Federal banking law doesn't pre-empt state usury claims.
The 11th Circuit's decision also departs from the Eighth Circuit's ruling in M. Nahas & Co. v. First National Bank of Hot Springs, 930 F.2d 608 (1991), which held that the NBA's Section 86 completely pre-empts state law usury claims.
Twenty-six customers of H&R Block who had taken out tax refund anticipation loans from Beneficial National Bank, alleged that Block and the bank violated Alabama's usury rate laws. Asserting that the state law usury claims should be recharacterized as federal claims under the doctrine of complete pre-emption because they were covered by Sections 85 and 86 of the NBA, Beneficial and Block removed the case to federal court.
On the plaintiff's motion to remand back to state court, the district court held that removal was proper because federal question jurisdiction existed based on complete pre-emption. The district court, recognizing that the issue was unsettled in the 11th Circuit, certified an interlocutory appeal to determine whether the NBA provisions pre-empt state law usury claims so as to confer removal jurisdiction.
The majority of the 11th Circuit panel, in an opinion by Judge Wilson, held that complete pre-emption, which means that a federal forum is mandated, was not what Congress intended when it enacted the NBA in 1864. Complete pre-emption, the court pointed out, is a different animal from "ordinary pre-emption," which can be asserted in state court and applied by state judges.
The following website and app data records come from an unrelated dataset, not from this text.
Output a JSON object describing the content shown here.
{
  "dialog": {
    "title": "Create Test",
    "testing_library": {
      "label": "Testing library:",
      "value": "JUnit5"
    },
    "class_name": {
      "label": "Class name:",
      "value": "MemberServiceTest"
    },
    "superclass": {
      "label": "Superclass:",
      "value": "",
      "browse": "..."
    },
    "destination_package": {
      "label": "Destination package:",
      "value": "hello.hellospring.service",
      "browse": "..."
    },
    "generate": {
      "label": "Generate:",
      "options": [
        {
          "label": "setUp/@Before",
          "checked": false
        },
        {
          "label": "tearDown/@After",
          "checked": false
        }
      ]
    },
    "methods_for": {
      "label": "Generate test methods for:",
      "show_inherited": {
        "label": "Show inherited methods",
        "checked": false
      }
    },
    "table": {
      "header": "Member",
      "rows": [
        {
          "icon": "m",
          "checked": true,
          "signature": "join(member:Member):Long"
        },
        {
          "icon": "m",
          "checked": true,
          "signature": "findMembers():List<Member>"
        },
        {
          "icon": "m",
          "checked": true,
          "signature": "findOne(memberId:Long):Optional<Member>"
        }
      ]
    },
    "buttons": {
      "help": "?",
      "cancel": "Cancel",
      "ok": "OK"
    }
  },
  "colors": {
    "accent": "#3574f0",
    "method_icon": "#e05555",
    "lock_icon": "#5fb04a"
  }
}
The court noted that the U.S. Supreme Court has found complete preemption under only two federal statutes: Section 301 of the Labor Management Relations Act and Section 502(a) of the Employee Retirement Income Security Act.
Examining the legislative history surrounding enactment of the NBA, the court noted that Congress allowed suits under the act to be filed in either federal or state court, and it did not provide for removal. Through an amendment to the NBA four years later, Congress provided that corporations organized under federal law could remove a case from state to federal court by filing a petition, but excepted national banks from the removal power. Finding no clear Congressional intent to permit removal under either Section 85 or 86 of the NBA, the court held that these sections may provide a defense to state law usury claim, but they do not accomplish complete pre-emption so as to permit removal.
In declining to follow the Eighth Circuit's holding in M. Nahas, the 11th Circuit explained that the Eighth found complete pre-emption without examining Congressional intent.
Dissenting, Judge Tjoflat found sound Congressional intent in the Judiciary Act of 1789 to support his conclusion that the two sections of the NBA completely preempt state law usury claims. The Judiciary Act, enacted by the first Congress, made clear that suits for penalties and forfeitures incurred under the laws of the United States were squarely in the district courts' exclusive jurisdiction, he wrote. He dissenter also noted that the NBA's Section 86 provided that one who has been charged a usurious interest rate may seek a judgment declaring forfeiture of the entire interest sought or bring suit to recover twice the amount collected as a penalty to the lender. Since plaintiffs' actions either sought forfeiture or a penalty under federal laws, he concluded that they had to be filed in federal court.
|Printer friendly Cite/link Email Feedback|
|Author:||Sanders, Carol McHugh|
|Publication:||Defense Counsel Journal|
|Date:||Jul 1, 2002|
|Previous Article:||Judicial estoppel bars employment-related lawsuit.|
|Next Article:||Three justices would have heard judicial salary case.|